I liked this pizza, and I liked the place itself. The service was attentive, and the pizzaiolo was obviously dedicated to his craft. This particular pie wasn't among the very best I've had, in my opinion, but it was good overall, and good enough to make me want to go back. So a B seems about right.

Shooters, 1226 Fairport Road
Fairport, NY 14454

Mon. - Sat. 11 a.m. - 2 a.m., Sun. noon - midnight
Pizza available till 11 p.m.


Thursday, October 1, 2015

Uncle Joe's, Geneva

I recently went to Geneva, NY, to attend an event at the Smith Opera House. In addition to pizza, I love crosswords and word puzzles in general, and NY Times crossword editor (and NPR puzzlemaster) Will Shortz was the featured speaker at this event. I got to meet Will, and it was a very enjoyable evening, as he told us a bit about his background and then led the audience through several word games.
While it's not that far away, I don't get out to Geneva all that often, so naturally I had to take advantage of this trip to hit a couple of local pizzerias.
First up, and the sole subject of this blog post, was Uncle Joe's. I was predisposed to like this place from the start, given its location in an old building in a residential neighborhood. Read about its history here.
On my 5 p.m. visit, there were just two kinds of slices available, cheese or pepperoni. Both were thick and square cut, in trays in a display case at the front counter.
I ordered a cheese slice, which was given a brief rewarming in the oven. This was a big, hefty slice, and despite the minimal toppings, it would've been a meal in itself, except that I saved some for later, since I wanted to hit one more pizzeria.
The crust was thick, browned underneath, with one large burst bubble, and was reasonably dry to the touch - in other words, not overly oily. The bottom was firm, and the interior was OK. A little chewy, not especially breadlike, and a bit bland. The outer edge, or cornicione, was a little dry.
Topside, a scattered layer of melted mozzarella sat atop a coating of tomato sauce, which had a bright tomatoey flavor. Flavorwise, this was a pretty simple, if well made slice.
I did take note of the pepperoni slices, which were topped with cup and char pepperoni. Oddly, the pepperoni only seemed to cover half the slices; maybe it hadn't been carefully applied, or the pizza wasn't carefully sliced after coming out of the oven. But as both the cheese and pepperoni slices were the same price - $2.50 - I guess there wouldn't be much cause for complaint.
If you want an individual, made-to-order pizza, Uncle Joe's offers 10- and 14-inch pies, with 19 toppings. There aren't many specialty pizzas as such, but they do offer a white pizza with fresh garlic, a "poor man's" pie with red sauce, pepperoni and Romano (which ironically costs more than a regular cheese pie), and gluten-free pizza. They also do subs and sandwiches, fried haddock, pasta, soups and salads. Beer and wine are available as well, which you can enjoy in the dining room, just off the front counter area.
Not a bad slice of pizza, this, but not exceptional either. At the very least, it was better than the generic stuff offered by many places today, and all in all I liked it. I won't give it a label as such, but for the Rochester area, I'd put this in the roughly average category.

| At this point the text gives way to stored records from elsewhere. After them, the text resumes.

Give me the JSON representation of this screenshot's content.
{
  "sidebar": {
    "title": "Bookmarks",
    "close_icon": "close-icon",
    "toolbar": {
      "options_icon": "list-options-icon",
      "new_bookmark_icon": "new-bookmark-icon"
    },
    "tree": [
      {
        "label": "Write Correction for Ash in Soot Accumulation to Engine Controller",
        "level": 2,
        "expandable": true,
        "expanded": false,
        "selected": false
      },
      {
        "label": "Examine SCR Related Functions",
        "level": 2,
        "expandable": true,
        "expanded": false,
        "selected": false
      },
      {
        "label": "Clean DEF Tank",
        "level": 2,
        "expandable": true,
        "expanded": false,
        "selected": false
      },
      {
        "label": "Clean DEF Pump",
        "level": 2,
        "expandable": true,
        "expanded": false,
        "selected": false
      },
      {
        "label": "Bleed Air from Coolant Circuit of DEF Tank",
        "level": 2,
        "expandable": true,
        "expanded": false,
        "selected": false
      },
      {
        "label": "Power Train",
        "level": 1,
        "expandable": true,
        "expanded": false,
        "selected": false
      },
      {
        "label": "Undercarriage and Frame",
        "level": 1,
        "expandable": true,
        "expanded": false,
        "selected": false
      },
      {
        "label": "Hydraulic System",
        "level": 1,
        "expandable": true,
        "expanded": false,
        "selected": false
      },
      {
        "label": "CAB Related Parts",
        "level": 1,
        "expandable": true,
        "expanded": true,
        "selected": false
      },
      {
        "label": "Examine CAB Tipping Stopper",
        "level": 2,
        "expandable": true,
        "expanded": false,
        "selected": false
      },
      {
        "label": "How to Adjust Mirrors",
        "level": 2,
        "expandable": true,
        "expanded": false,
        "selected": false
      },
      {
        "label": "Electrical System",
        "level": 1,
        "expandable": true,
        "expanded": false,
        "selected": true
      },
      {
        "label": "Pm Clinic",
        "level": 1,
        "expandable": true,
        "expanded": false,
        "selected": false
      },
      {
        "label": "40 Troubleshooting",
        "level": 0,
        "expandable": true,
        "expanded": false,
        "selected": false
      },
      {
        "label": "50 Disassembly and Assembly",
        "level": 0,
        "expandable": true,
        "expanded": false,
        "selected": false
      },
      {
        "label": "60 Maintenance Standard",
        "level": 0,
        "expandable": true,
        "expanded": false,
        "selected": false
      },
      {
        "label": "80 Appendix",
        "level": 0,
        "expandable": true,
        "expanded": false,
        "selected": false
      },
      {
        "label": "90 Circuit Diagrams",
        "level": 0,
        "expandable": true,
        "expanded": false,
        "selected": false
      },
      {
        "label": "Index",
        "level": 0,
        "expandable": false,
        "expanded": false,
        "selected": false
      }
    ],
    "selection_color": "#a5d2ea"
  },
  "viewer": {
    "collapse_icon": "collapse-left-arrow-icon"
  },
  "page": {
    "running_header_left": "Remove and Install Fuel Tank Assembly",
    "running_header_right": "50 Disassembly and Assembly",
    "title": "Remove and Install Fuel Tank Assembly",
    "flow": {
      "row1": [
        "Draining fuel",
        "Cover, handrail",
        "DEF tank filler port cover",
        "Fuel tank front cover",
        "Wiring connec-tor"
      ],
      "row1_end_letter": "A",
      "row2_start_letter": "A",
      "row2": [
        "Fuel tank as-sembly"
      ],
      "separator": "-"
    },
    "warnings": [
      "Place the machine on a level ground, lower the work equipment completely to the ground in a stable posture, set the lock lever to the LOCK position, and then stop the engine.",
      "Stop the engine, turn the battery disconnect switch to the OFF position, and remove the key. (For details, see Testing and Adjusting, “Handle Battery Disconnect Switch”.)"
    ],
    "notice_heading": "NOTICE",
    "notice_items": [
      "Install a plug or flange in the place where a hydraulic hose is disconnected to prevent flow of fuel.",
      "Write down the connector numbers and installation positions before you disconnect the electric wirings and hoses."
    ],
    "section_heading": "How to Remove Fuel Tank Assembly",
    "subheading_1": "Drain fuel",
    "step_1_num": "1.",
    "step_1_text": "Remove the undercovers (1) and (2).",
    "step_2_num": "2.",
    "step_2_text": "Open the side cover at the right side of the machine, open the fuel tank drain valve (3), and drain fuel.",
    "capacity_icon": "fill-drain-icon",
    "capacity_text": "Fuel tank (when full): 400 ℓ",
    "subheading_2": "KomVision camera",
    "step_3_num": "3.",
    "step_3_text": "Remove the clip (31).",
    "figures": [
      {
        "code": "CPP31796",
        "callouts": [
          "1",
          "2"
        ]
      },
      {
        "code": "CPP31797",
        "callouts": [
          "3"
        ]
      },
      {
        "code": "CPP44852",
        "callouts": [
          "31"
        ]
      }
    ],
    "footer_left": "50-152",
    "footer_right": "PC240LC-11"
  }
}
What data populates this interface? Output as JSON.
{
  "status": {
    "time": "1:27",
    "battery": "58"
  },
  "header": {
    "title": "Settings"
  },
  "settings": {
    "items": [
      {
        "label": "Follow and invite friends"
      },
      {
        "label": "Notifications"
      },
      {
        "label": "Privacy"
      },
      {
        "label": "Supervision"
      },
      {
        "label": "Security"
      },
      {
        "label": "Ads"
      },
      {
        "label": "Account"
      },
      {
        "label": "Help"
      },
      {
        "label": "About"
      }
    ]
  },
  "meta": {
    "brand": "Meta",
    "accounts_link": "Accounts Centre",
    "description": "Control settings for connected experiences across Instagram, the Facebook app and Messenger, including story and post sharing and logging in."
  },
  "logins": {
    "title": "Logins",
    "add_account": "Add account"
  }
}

Uncle Joe's, 99 N. Genesee St., Geneva
(315) 781-1199

Mon. 11 am - 10 pm, Tues. closed, Wed. & Thu. 11 am - 11 pm, Fri. 11 am - midnight, Sat. 4:30 - midnight, Sun. 4:30 - 10 pm